Aucoin: Historic river levels impact region

Published 12:00 am Wednesday, October 2, 2019

2019 has been a historic year for the Port of South Louisiana. For more than 200 days, the Mississippi River was heavily affected by winter precipitation, heavy rainfall, and subsequent flooding in the Tennessee, Cumberland, Ohio, and Yazoo River basins. This strain on the Mississippi River System led to a major increase in the river levels. In Louisiana, the Bonnet Carré Spillway was opened twice in the same year, for the first time in its history, to manage the massive waters down river. The Mississippi River High Water Event of 2019 has broken records set in 1927 and 1973, previously the years of the most destructive and second most destructive river floods in the history of the United States, respectively.

According to the National Oceanic and Atmospheric Administration, the first half of this year ranked among the 10 wettest six-month periods on record. Record rainfalls combined with precipitation from northern winter weather caused the Mississippi River’s waters to rise above standard flood levels along its banks, including above 44.18 feet in Baton Rouge and 48.0 feet at Red River Landing in Pointe Coupee Parish. These high levels led to the closure of the Upper Mississippi River – passage under bridges in Tennessee, Mississippi, and Baton Rouge restricted to daylight hours only – and up to 72 hour delays in river traffic along the Lower Mississippi River and the Gulf Coast.

The impact on our region has been tremendous. As a result of the restrictions and crowded cargo congestion along the Mississippi, at one point during the High Water Event, 27 cargo ships had to be parked in a queue at the mouth of the river. Normally, only three to five ships have to wait for clearance. Additionally, according to Coast Guard regulations, the higher the river level, the fewer barges allowed per towboat. Because of this, many corporations engaging in cargo traffic were forced to stall their barges and ships due to the bottlenecked conditions. The water level increase also led to the closure of many railways and highways along the river, which in turn kept much needed supplies from farmers, such as fertilizer delivered from barges. Many farm fields were flooded as well, devastating local economies. The consequences of the High Water Event will ultimately result in smaller crops being produced and sent to market; for instance, only 30 percent of the U.S. corn crop was seeded by May in an estimate conducted by the U.S. Department of Agriculture. This percentage is well below the normal rate of 66 percent seeded in May. As of press time, the total economic impact of the High Water Event and its effects was not known; however, the Insurance Information Institute based in New York estimated in May that the damages already exceeded $3 billion.

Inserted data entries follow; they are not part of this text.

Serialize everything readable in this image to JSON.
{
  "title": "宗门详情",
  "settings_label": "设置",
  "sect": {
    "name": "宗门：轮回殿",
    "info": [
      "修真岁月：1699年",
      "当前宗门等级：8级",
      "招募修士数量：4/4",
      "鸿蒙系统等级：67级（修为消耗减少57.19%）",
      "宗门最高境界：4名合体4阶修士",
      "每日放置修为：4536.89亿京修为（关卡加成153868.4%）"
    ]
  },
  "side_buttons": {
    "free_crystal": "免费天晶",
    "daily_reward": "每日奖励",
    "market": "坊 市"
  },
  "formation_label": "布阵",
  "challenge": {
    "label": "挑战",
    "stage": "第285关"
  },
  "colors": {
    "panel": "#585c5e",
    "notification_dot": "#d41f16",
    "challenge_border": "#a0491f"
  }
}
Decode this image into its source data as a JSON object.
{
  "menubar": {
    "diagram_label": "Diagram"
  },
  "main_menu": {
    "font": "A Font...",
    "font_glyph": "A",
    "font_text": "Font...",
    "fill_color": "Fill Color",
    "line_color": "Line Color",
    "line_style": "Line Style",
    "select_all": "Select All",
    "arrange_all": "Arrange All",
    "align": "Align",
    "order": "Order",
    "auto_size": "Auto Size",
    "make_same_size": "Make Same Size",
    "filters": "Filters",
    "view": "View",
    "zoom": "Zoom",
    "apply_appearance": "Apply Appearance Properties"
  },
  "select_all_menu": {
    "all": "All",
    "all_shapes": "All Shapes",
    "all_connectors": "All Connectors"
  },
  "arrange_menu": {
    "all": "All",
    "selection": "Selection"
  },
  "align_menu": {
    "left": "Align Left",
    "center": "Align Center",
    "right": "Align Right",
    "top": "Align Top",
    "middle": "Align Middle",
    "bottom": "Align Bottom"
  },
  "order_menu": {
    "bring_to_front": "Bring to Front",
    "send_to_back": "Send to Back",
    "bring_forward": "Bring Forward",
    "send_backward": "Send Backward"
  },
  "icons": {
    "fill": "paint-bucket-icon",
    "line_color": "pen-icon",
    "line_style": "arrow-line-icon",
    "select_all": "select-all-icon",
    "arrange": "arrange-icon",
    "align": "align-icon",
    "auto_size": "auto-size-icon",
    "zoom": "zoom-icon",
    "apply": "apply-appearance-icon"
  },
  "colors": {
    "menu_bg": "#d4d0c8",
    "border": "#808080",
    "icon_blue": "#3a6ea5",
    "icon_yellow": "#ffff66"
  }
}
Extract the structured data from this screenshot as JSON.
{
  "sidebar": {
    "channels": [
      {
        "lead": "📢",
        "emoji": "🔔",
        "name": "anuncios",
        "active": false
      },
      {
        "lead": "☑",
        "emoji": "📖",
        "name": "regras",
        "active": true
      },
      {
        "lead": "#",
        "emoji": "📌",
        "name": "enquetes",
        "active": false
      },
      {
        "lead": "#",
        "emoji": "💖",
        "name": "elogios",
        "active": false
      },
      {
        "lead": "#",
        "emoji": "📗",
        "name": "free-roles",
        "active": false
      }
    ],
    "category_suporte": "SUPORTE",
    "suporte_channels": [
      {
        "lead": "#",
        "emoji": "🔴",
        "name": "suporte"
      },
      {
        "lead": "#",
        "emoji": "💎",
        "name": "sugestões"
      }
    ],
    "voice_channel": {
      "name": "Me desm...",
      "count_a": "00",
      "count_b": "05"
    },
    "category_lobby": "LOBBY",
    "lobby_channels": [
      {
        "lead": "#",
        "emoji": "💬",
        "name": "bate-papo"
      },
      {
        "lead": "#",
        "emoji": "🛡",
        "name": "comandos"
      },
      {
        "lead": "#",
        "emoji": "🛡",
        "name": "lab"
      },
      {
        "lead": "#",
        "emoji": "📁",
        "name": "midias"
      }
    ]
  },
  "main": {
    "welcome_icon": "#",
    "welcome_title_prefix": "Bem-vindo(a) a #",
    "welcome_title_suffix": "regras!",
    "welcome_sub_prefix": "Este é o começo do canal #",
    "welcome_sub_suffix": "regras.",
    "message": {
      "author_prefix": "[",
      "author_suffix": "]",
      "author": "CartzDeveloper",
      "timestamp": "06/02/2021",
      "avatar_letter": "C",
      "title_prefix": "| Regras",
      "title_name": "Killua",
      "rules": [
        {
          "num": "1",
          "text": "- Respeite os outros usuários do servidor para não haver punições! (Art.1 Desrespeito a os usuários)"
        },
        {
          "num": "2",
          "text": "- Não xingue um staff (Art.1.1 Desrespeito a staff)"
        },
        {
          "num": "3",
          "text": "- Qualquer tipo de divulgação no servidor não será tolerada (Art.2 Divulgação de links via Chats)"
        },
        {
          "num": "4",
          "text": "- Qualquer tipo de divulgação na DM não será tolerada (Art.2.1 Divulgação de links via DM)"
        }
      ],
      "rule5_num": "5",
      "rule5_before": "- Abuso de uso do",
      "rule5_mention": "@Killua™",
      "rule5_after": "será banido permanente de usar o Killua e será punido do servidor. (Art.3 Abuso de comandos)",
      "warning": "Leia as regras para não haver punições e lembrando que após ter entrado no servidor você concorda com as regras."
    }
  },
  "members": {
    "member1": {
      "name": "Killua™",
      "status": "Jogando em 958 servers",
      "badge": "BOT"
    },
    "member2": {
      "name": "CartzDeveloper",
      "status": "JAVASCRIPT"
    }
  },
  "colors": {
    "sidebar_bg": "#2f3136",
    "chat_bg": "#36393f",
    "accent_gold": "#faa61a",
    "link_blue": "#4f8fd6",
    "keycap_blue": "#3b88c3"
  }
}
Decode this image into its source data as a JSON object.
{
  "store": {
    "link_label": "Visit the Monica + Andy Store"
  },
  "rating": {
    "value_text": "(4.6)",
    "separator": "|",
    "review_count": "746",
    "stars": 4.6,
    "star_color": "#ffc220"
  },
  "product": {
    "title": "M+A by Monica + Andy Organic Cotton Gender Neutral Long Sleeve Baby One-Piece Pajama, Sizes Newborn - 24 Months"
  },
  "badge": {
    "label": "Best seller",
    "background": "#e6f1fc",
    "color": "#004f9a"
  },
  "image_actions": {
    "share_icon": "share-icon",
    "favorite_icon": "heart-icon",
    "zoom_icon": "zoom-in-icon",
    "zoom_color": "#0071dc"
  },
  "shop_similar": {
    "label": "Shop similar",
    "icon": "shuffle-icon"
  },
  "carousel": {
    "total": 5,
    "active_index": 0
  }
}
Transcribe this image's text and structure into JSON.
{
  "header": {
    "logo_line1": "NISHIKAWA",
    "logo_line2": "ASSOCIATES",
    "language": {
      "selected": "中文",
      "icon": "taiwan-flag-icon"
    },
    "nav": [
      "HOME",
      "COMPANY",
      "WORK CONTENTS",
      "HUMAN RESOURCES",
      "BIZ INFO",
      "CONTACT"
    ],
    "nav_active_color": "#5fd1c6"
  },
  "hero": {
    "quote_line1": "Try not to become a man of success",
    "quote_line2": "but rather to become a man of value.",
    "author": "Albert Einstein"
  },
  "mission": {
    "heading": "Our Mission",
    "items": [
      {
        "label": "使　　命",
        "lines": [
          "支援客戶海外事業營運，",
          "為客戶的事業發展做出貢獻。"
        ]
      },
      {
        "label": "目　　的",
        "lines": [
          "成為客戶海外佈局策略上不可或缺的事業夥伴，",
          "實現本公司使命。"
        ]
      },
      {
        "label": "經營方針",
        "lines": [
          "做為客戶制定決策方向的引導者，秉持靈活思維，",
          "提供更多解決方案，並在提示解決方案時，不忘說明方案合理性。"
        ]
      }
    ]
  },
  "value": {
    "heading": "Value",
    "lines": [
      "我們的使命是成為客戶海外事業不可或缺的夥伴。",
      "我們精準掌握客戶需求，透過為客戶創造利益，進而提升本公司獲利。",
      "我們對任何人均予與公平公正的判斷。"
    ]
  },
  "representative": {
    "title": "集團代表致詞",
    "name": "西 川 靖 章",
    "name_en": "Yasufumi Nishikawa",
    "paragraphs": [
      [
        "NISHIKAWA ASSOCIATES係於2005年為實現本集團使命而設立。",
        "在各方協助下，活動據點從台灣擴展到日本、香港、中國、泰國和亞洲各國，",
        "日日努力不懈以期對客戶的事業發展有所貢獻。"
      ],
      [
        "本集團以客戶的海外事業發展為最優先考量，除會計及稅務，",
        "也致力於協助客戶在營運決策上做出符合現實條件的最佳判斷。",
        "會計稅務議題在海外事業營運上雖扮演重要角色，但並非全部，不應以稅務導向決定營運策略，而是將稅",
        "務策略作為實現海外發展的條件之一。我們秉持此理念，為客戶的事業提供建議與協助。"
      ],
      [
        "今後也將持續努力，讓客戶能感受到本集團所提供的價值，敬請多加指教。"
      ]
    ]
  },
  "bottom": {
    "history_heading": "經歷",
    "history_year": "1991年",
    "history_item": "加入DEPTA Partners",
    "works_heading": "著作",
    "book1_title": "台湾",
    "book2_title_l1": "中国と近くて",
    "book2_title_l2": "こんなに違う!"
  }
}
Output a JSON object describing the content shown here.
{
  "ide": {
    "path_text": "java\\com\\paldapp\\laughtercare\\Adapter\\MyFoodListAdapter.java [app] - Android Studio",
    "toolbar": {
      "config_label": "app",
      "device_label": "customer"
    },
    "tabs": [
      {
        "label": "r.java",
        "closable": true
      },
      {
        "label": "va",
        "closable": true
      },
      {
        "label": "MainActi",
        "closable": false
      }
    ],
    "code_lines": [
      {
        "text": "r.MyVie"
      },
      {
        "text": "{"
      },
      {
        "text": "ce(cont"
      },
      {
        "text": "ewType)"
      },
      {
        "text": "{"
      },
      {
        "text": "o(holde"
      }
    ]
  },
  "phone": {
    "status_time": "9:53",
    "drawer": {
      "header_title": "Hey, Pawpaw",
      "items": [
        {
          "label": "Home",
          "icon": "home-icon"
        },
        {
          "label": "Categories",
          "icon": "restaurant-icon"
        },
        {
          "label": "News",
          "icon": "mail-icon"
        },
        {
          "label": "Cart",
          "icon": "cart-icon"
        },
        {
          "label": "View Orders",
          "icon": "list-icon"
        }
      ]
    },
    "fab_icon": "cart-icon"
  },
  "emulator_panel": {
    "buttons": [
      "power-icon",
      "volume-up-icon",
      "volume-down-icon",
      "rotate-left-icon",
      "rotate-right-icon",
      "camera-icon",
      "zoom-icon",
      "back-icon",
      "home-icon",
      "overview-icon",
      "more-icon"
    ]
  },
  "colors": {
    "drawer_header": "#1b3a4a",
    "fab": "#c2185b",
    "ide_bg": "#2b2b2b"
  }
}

In August, the U.S. Army Corps of Engineers (USACE) reported the dropping of the Mississippi River below flood levels at various gauges along its path, including markers in Memphis, Cairo, Illinois, and St. Louis. Plans are underway to improve the condition of the river and the facilities alongside it. Upgrading locks and dams along the Mississippi are set to take place, thanks to the recent appropriation of funds by Congress. USACE’s New Orleans office is conducting studies of the river’s changing dynamics around the Old River Control Structure in Vidalia, LA, and Morganza Spillway in Batchelor, LA. Before the waters rose, the barge industry was enjoying the profits from the recovery of the inland market; it is certain these benefits will return due to supply and demand. Thanks to the recent increases in oil and gas production, barge utilization is needed more than ever and is sure to return to standard operational levels as the river levels continue to decrease. Sediment buildup and dredging the Mississippi River Ship Channel from Baton Rouge to the Gulf of Mexico has to be addressed and handled as well. Additionally, the Port of South Louisiana and the River Region were largely spared any long-term setbacks or damages. I am confident our industry will be better than ever before thanks to these new improvements and upgrades.

The Mississippi River High Water Event of 2019 was the most unprecedented U.S. maritime occurrence to date. There have been plenty of lessons learned from this event; let us hope we can grow and continue to protect the river to ensure an anomaly of this kind never occurs again.

Paul Aucoin is executive director of the Port of South Louisiana. For more information, call 985-652-9278.